How Recovery Occurs in Drug Rehab Facilities

Recovery is a key component of rehab. It is not a cure but a process of discovery and healing. Addicts often think it is safe to try substances again after a rehab stay, but relapse rarely works and puts them at risk for overdose.

Individual Therapy

Individual therapy is a vital component of drug rehab programs. This therapy aims to help the recovering addict address the underlying issues that may be contributing to their addiction. It helps them develop healthy coping skills and rebuild their lives. It also helps them deal with their triggers for addiction. The benefits of individual therapy are numerous. This type of treatment aims to help the patient become independent of their addiction. Treatment may also include sober living or a sober community. For patients with severe substance use issues who lack the necessary social support or motivation, a residential facility like the one you can find at may be the best option. Many of these facilities also offer medical monitoring. They may also use MAT, which combines FDA-approved medications with counseling and behavioral therapies.

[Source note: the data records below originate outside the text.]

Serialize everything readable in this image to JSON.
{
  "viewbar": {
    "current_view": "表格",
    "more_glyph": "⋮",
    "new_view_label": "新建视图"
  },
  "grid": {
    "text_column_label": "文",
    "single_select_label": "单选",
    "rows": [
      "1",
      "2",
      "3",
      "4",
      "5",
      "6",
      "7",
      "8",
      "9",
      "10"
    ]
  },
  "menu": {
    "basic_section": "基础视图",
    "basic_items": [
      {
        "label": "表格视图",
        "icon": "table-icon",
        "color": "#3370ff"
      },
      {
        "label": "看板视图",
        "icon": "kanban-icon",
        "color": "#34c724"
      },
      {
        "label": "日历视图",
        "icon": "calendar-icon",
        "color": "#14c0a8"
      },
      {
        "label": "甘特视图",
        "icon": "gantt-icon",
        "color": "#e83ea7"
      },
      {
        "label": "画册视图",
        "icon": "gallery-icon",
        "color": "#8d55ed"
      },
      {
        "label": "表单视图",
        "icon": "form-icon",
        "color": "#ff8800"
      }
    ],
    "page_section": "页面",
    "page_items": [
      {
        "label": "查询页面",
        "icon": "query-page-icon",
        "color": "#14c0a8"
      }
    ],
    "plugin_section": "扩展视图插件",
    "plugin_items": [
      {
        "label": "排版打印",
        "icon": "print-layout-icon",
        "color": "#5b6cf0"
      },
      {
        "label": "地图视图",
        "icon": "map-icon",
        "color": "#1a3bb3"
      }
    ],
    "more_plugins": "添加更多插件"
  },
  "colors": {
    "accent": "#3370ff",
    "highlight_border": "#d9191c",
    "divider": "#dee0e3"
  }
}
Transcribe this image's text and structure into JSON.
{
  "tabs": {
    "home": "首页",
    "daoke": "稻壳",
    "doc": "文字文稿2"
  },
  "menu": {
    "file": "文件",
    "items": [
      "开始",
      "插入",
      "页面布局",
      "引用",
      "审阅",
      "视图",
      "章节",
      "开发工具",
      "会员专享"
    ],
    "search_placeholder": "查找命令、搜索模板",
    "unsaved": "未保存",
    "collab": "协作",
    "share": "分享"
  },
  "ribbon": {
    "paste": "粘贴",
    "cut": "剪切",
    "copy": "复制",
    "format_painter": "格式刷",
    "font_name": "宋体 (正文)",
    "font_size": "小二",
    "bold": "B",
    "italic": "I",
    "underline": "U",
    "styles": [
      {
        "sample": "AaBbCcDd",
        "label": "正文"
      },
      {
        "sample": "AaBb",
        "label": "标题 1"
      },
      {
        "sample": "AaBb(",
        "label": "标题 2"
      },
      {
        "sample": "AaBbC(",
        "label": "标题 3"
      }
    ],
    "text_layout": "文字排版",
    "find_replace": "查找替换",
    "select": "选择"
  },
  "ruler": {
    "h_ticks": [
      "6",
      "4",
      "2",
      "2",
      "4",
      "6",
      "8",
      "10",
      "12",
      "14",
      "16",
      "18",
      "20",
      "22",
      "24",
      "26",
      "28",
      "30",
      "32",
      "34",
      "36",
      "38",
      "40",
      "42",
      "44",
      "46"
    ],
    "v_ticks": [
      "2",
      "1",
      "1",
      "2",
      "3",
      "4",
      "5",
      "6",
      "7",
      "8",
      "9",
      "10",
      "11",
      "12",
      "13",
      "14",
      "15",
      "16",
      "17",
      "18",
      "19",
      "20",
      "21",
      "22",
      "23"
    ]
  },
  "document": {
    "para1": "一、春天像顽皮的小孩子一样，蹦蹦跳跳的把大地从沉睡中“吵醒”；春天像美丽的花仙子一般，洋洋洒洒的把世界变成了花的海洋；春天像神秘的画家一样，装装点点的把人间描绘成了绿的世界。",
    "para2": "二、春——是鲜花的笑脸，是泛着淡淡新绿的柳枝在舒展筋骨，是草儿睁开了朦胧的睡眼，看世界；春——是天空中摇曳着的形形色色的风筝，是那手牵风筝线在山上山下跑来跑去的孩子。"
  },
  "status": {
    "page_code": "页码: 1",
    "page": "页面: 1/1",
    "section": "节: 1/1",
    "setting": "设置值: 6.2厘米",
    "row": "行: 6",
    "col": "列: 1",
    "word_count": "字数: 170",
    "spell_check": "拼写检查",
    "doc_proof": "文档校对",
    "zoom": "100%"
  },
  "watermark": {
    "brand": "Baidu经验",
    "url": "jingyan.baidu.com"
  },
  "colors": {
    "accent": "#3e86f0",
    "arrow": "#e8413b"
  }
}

Group therapy is another important part of the drug rehab experience. While most rehab facilities focus on a combination of therapy methods, advanced programs may also employ pharmacotherapy, nutritional therapy, exercise therapy, and expressive therapies. In addition, holistic stress reduction practices are often incorporated into treatment plans. Finally, truly effective rehab programs combine individual and group therapy to help the patient achieve full recovery.

Individual therapy offers the best of both worlds. It combines evidence-based practices with holistic treatment, making it an effective choice for treating addiction. It allows patients to explore the issues and emotions that have driven their behaviors. With a trained professional providing professional guidance, individuals can speak about their problems in a safe, confidential environment.

Medication-Assisted Treatment

Medication-assisted treatment is a proven method for treating addiction. It is part of a comprehensive approach that includes behavioral therapy and counseling. It is available in inpatient and sober living facilities. The specific medications used will vary depending on the type of addiction. However, all are approved by the Food and Drug Administration (FDA).

Medications are administered to help ease the painful symptoms associated with substance withdrawal. These medications also suppress cravings and prevent drug use. Medications may also be considered an extra safety net for those in the early stages of recovery. However, this type of treatment is not appropriate for everyone.

While traditional treatment approaches are also essential, medication-assisted treatment is particularly beneficial for individuals suffering from severe addiction. Patients can stay in the treatment program longer and reduce their risk of relapse. However, medication-assisted treatment can be costly, so talk to your provider about the cost and payment options. Your state’s health insurance policy may also affect the amount of your co-payment.

Medication-assisted treatment is a form of pharmacotherapy that combines behavioral therapies and counseling with prescribed drugs. Combining these two methods can be extremely effective in helping people overcome their addiction. It is available in drug rehab facilities across the U.S. and can make all the difference in a person’s recovery.

Transitional Housing

Transitional housing is a program that helps recovering addicts adjust to a new life once they leave treatment. This housing provides residents with a structured environment where they can meet other recovery-minded individuals and work toward independence. They may have to complete house rules or chores to remain sober, but they can also expect to receive support and encouragement from staff and peers. These living environments can make a huge difference in an individual’s recovery.

The transitional housing offered by drug rehab facilities is vital to the treatment process. This type of housing allows recovering addicts to transition back to the real world and resume their normal lives. These units are often set up in sober living communities. They offer a stable living environment, structured living, and many conveniences.

Transitional housing is designed to provide independence and accountability for recovering addicts. Many of these programs are tied to local treatment programs, and substance abuse providers provide oversight. Some programs require residents to attend 12-step programs, while others strongly encourage participation in these programs. Residents may also receive counseling and medical treatment in transitional housing units.

Transitional housing is an important part of the treatment process, as it allows those recovering from drug addiction to live independently and avoid triggers. These settings also provide a stable home environment to allow relapse prevention efforts to be more successful. Transitional housing also offers support for those seeking employment and higher education.